16. True religion is right tempers towards God and man. It is, in two words, gratitude and benevolence; gratitude to our Creator and supreme Benefactor, and benevolence to our fellow-creatures. In other words, it is the loving God with all our heart, and our neighbour as ourselves.
17. It is in consequence of our knowing God loves us, that we love him, and love our neighbour as ourselves. Gratitude towards our Creator cannot but produce benevolence to our fellow-creatures. The love of Christ constrains us, not only to be harmless, to do no ill to our neighbour, but to be useful, to be "zealous of good works," as we have time to do good unto all men," and to be patterns to all, of true, genuine morality; of justice, mercy, and truth.

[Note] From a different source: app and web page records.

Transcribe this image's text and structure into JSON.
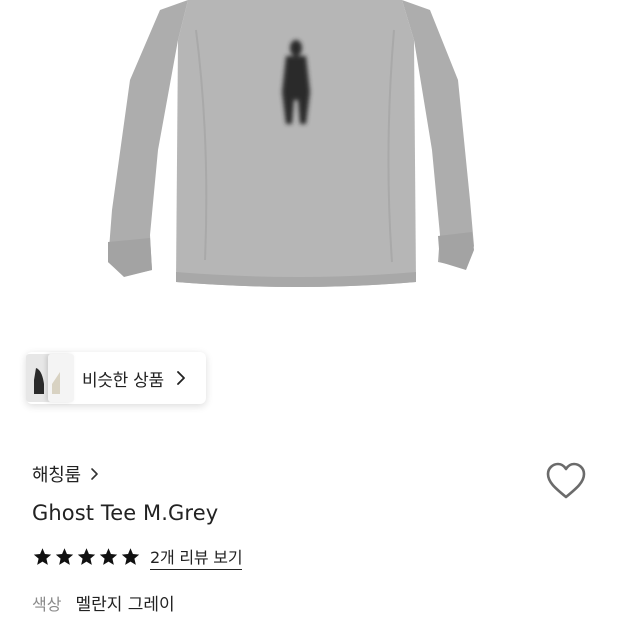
{
  "similar": {
    "label": "비슷한 상품"
  },
  "brand": {
    "name": "해칭룸"
  },
  "product": {
    "title": "Ghost Tee M.Grey",
    "rating_stars": 5,
    "review_link": "2개 리뷰 보기"
  },
  "option": {
    "label": "색상",
    "value": "멜란지 그레이"
  },
  "colors": {
    "shirt": "#b4b4b4",
    "print": "#2b2b2b",
    "star": "#111111"
  },
  "icons": {
    "similar_chevron": "chevron-right-icon",
    "brand_chevron": "chevron-right-icon",
    "wishlist": "heart-outline-icon",
    "rating": "star-filled-icon"
  }
}
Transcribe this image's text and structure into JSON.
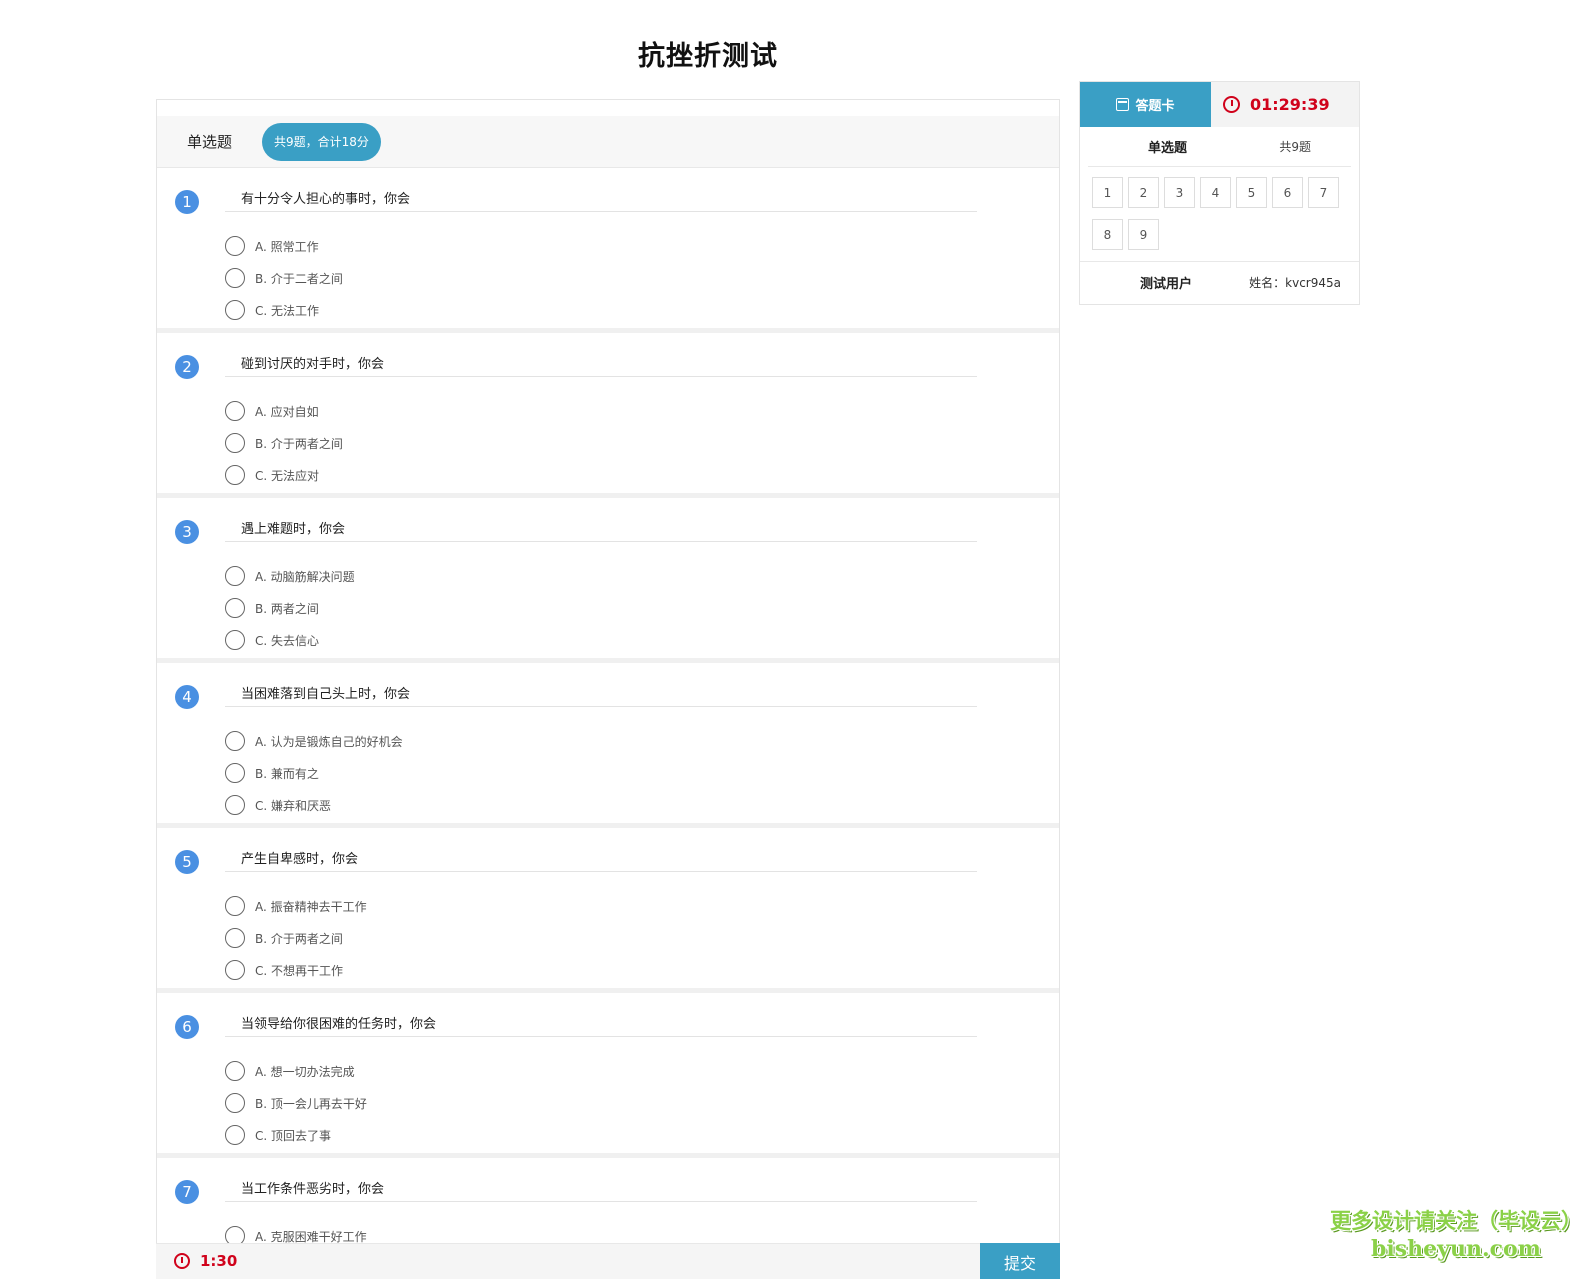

This is religion, and this is happiness: the happiness for which we were made. This begins when we begin to know God, by the teaching of his own Spirit. As soon as the Father of spirits reveals his Son in our hearts, and the Son reveals his Father, the love of God is shed abroad in our hearts; then, and not till then, we are happy. We are happy, first, in the consciousness of his favour, which indeed is better than life itself: next, in the constant communion with the Father, and with his Son, Jesus Christ: then, in all the heavenly tempers, which he hath wrought in us by his Spirit: again, in the testimony of his Spirit, that all our works please him: and, lastly, in the testimony of our own spirits, that "In simplicity and godly sincerity we have had our conversation in the world." Standing fast in this liberty from sin and sorrow, wherewith Christ hath made them free, real Christians "rejoice evermore, pray without ceasing, and in every thing give thanks." And their happiness still increases, as they "grow up into the measure, of the stature, of the fulness of Christ."
18. But how little is this religion experienced, or even thought of, in the Christian world! On the contrary, what reason have we to take up the lamentation of a dying saint; (Mr. Haliburton of St. Andrews, in Scotland;) "O Sirs, I am afraid a kind of rational religion is more and more prevailing among us; a religion that has nothing of Christ belonging to it: nay, that has not only nothing of Christ, but nothing of God in it!" And indeed how generally does this prevail, not only among professed infidels, but also among those who call themselves Christians; who profess to believe the Bible to be the Word of God? Thus our own countryman, Mr. Wollaston, in that elaborate work, "The Religion of Nature Delineated," presents us with a complete system of religion, without any thing of God about it; without being beholden, in any degree, to either the Jewish or Christian revelation. Thus Monsieur Burlomachi, of Geneva, in his curious treatise on "The Law of Nature," does not make any more use of the Bible than if he had never seen it. And thus the late Professor Hutcheson, of Glasgow, (a stranger writer than either of the other,) is so far from grounding virtue on either the fear or the love of God, that he quite shuts God out of